The testosterone-fest that is my life makes me truly appreciate the unique feminine beauty that I feel blessed to experience by watching my only daughter grow from an infant to a young woman. Raising girls is so different in so many ways from raising boys, and as my onliest daughter grows into a young lady, I really enjoy the feminine bond we are strengthening every day.
This is one reason I was excited when I had the opportunity to read and review Beautiful Girlhood revised by Karen Andreola and The Companion Guide to Beautiful Girlhood by Shelley Noonan and Kimberly Zach. Another was that I had the opportunity to meet Shelley Noonan recently, and hear her share some of her story. This is a woman who understands the power in embracing your beautiful girlhood.
Beautiful Girlhood was originally written by M. Hale and published in the 1940s, but was revised in the 1990s by Karen Andreola. The book has beautiful, descriptive langauge and reads like a nonfiction version of Little Women or some other classic literature. I sort of felt, reading it, like I should be donning a corset and bonnet, and I don't say that to be contrary. The book retains a classic nature that transcends pop culture in favor of addressing timeless issues like trust, purpose, and modesty.
The Companion Guide to Beautiful Girlhood is exactly what its title suggests -- a companion on the journey through these topics, a springboard for discussion, growth, and connection between, for example, a mother and daughter reading the set together. It offers a Bible study outline, journaling topics, discussion questions, and real-life application of the issues that coordinate to the text.
While it was suggested to me that that the books were for use with girls ages 8 and up, I found that the language made my 8-year-old's eyes glaze over, and she wasn't really able to comprehend much of it. I continued reading the book and companion guide solo, and have used the topics as a springboard for more age-appropriate discussion of the topics.
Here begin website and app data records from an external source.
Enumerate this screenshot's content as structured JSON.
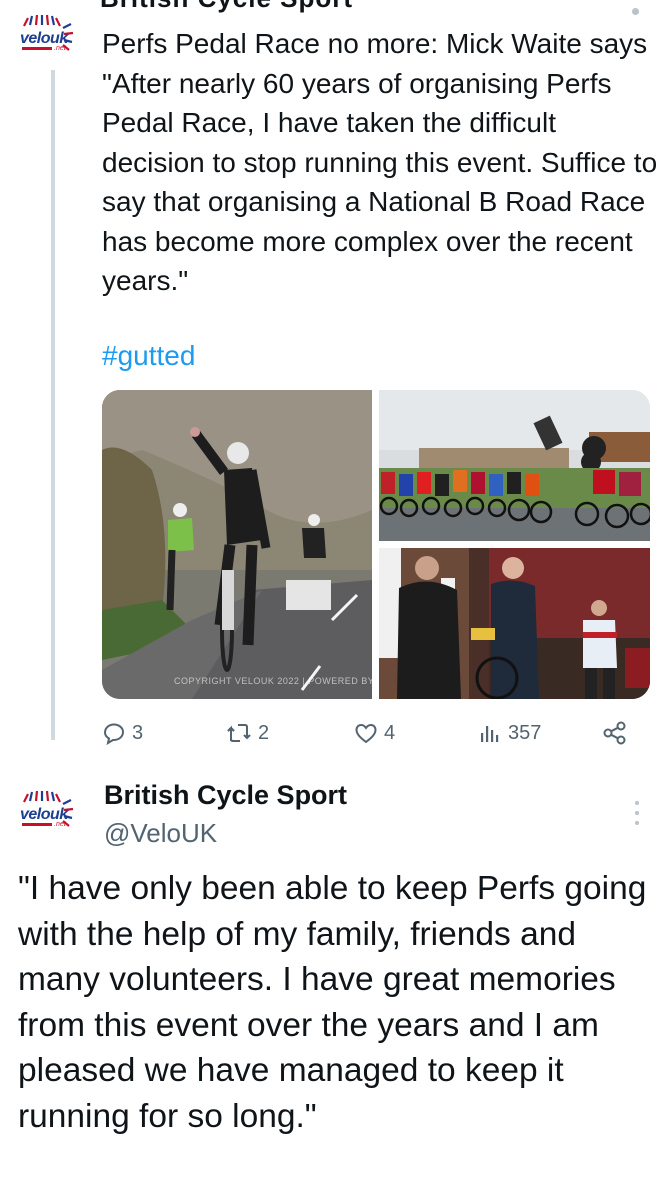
{
  "top_partial": {
    "text": "British Cycle Sport"
  },
  "tweet1": {
    "avatar_label": "velouk",
    "avatar_sub": ".net",
    "text": "Perfs Pedal Race no more: Mick Waite says \"After nearly 60 years of organising Perfs Pedal Race, I have taken the difficult decision to stop running this event. Suffice to say that organising a National B Road Race has become more complex over the recent years.\"",
    "hashtag": "#gutted",
    "photo_copyright": "COPYRIGHT VELOUK 2022 | POWERED BY",
    "stats": {
      "replies": "3",
      "retweets": "2",
      "likes": "4",
      "views": "357"
    }
  },
  "tweet2": {
    "avatar_label": "velouk",
    "avatar_sub": ".net",
    "author_name": "British Cycle Sport",
    "author_handle": "@VeloUK",
    "text": "\"I have only been able to keep Perfs going with the help of my family, friends and many volunteers. I have great memories from this event over the years and I am pleased we have managed to keep it running for so long.\""
  },
  "icons": {
    "reply": "speech-bubble-icon",
    "retweet": "retweet-arrows-icon",
    "like": "heart-icon",
    "views": "bar-chart-icon",
    "share": "share-nodes-icon",
    "more": "vertical-dots-icon"
  },
  "colors": {
    "text": "#0f1419",
    "muted": "#536471",
    "link": "#1d9bf0",
    "logo_blue": "#1d3f8f",
    "logo_red": "#c8102e"
  }
}
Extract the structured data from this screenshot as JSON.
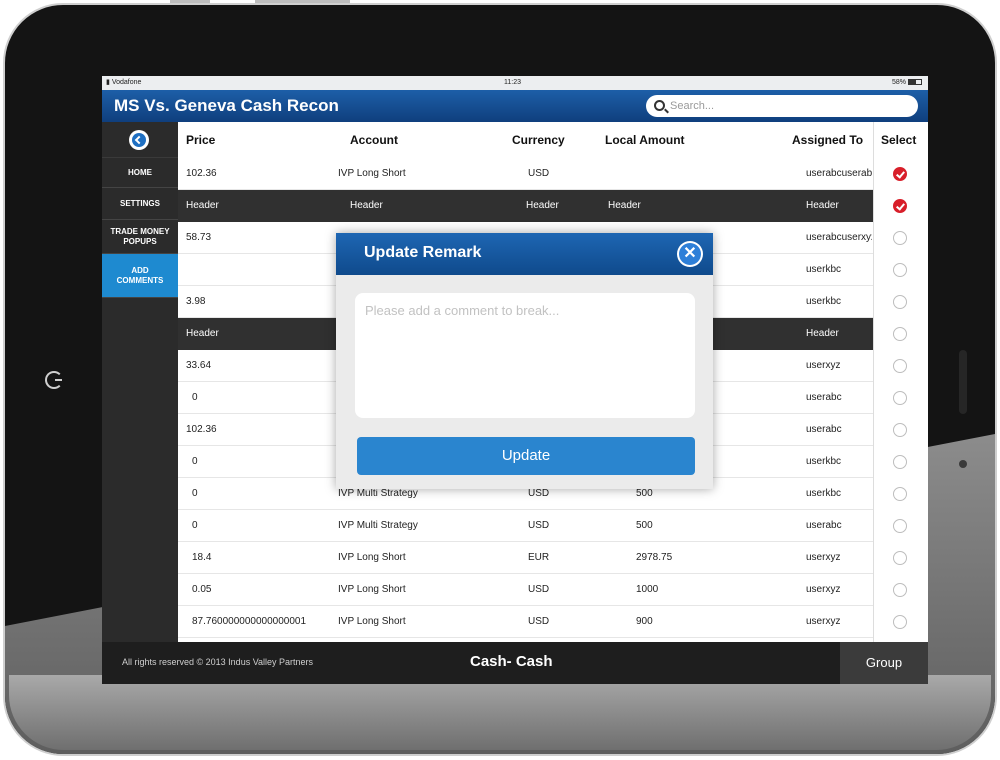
{
  "statusbar": {
    "carrier": "Vodafone",
    "time": "11:23",
    "battery": "58%"
  },
  "app": {
    "title": "MS Vs. Geneva Cash Recon"
  },
  "search": {
    "placeholder": "Search..."
  },
  "sidebar": {
    "items": [
      {
        "label": "HOME",
        "active": false
      },
      {
        "label": "SETTINGS",
        "active": false
      },
      {
        "label": "TRADE MONEY POPUPS",
        "active": false
      },
      {
        "label": "ADD COMMENTS",
        "active": true
      }
    ]
  },
  "table": {
    "columns": [
      "Price",
      "Account",
      "Currency",
      "Local Amount",
      "Assigned To",
      "Select"
    ],
    "rows": [
      {
        "type": "data",
        "price": "102.36",
        "account": "IVP Long Short",
        "currency": "USD",
        "amount": "",
        "assigned": "userabcuserabcuserabc",
        "selected": true
      },
      {
        "type": "header",
        "price": "Header",
        "account": "Header",
        "currency": "Header",
        "amount": "Header",
        "assigned": "Header",
        "selected": true
      },
      {
        "type": "data",
        "price": "58.73",
        "account": "",
        "currency": "",
        "amount": "",
        "assigned": "userabcuserxyz",
        "selected": false
      },
      {
        "type": "data",
        "price": "",
        "account": "",
        "currency": "",
        "amount": "",
        "assigned": "userkbc",
        "selected": false
      },
      {
        "type": "data",
        "price": "3.98",
        "account": "",
        "currency": "",
        "amount": "",
        "assigned": "userkbc",
        "selected": false
      },
      {
        "type": "header",
        "price": "Header",
        "account": "",
        "currency": "",
        "amount": "",
        "assigned": "Header",
        "selected": false
      },
      {
        "type": "data",
        "price": "33.64",
        "account": "",
        "currency": "",
        "amount": "",
        "assigned": "userxyz",
        "selected": false
      },
      {
        "type": "data",
        "price": "0",
        "account": "",
        "currency": "",
        "amount": "",
        "assigned": "userabc",
        "selected": false
      },
      {
        "type": "data",
        "price": "102.36",
        "account": "",
        "currency": "",
        "amount": "",
        "assigned": "userabc",
        "selected": false
      },
      {
        "type": "data",
        "price": "0",
        "account": "",
        "currency": "",
        "amount": "",
        "assigned": "userkbc",
        "selected": false
      },
      {
        "type": "data",
        "price": "0",
        "account": "IVP Multi Strategy",
        "currency": "USD",
        "amount": "500",
        "assigned": "userkbc",
        "selected": false
      },
      {
        "type": "data",
        "price": "0",
        "account": "IVP Multi Strategy",
        "currency": "USD",
        "amount": "500",
        "assigned": "userabc",
        "selected": false
      },
      {
        "type": "data",
        "price": "18.4",
        "account": "IVP Long Short",
        "currency": "EUR",
        "amount": "2978.75",
        "assigned": "userxyz",
        "selected": false
      },
      {
        "type": "data",
        "price": "0.05",
        "account": "IVP Long Short",
        "currency": "USD",
        "amount": "1000",
        "assigned": "userxyz",
        "selected": false
      },
      {
        "type": "data",
        "price": "87.760000000000000001",
        "account": "IVP Long Short",
        "currency": "USD",
        "amount": "900",
        "assigned": "userxyz",
        "selected": false
      }
    ]
  },
  "footer": {
    "copyright": "All rights reserved © 2013 Indus Valley Partners",
    "center": "Cash- Cash",
    "group": "Group"
  },
  "modal": {
    "title": "Update Remark",
    "placeholder": "Please add a comment to break...",
    "button": "Update"
  },
  "colors": {
    "brand_blue": "#0f3f7d",
    "accent_blue": "#1e8ad0",
    "button_blue": "#2a85cf",
    "sidebar_bg": "#2b2b2b",
    "selected_red": "#d81f2a"
  }
}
A tad academic in nature, despite its flowery language, it will likely go back on the shelf for a few years until I feel she can maintain a clearer grasp on the text.
There was one concerning element for me in the books, and that was the underlying message that all women were purposed to be wives and mothers, and that this is necessarily the desire of all women. I know many women in Christian service who are not mothers or wives who have struggled against the evangelical culture's message that they have less value to the Kingdom because of their choice, or even circumstances beyond their choosing, such as the arenas of infertility and singlehood. I am cautious about furthering the notion in this day and age that a woman's value is determined solely by her family (or future family, or lack of family as the case may be), because it is my sincerest belief that her value is determined by God's love for her, whether she marries or has children or learns how to keep a home.
All that said, I will probably revisit this set of books when my daughter is older, mainly because it is offers an excellent springboard to discuss topics in the book on which we agree and those with which we disagree, to encourage my daughter to have a healthy self-concept of her internal feminine beauty, but also an invitation to engage in topics like purpose and family where the lines may not always be clear.
If you're interested in purchasing Beautiful Girlhood and The Companion Guide to Beautiful Girlhood, I invite you to use my affiliate links in the post above, or below, through Amazon.com. Thank you!
Also, please note, the authors offer an additional companion text titled Beyond Beautiful Girlhood, appropriate for older teen girls/young women.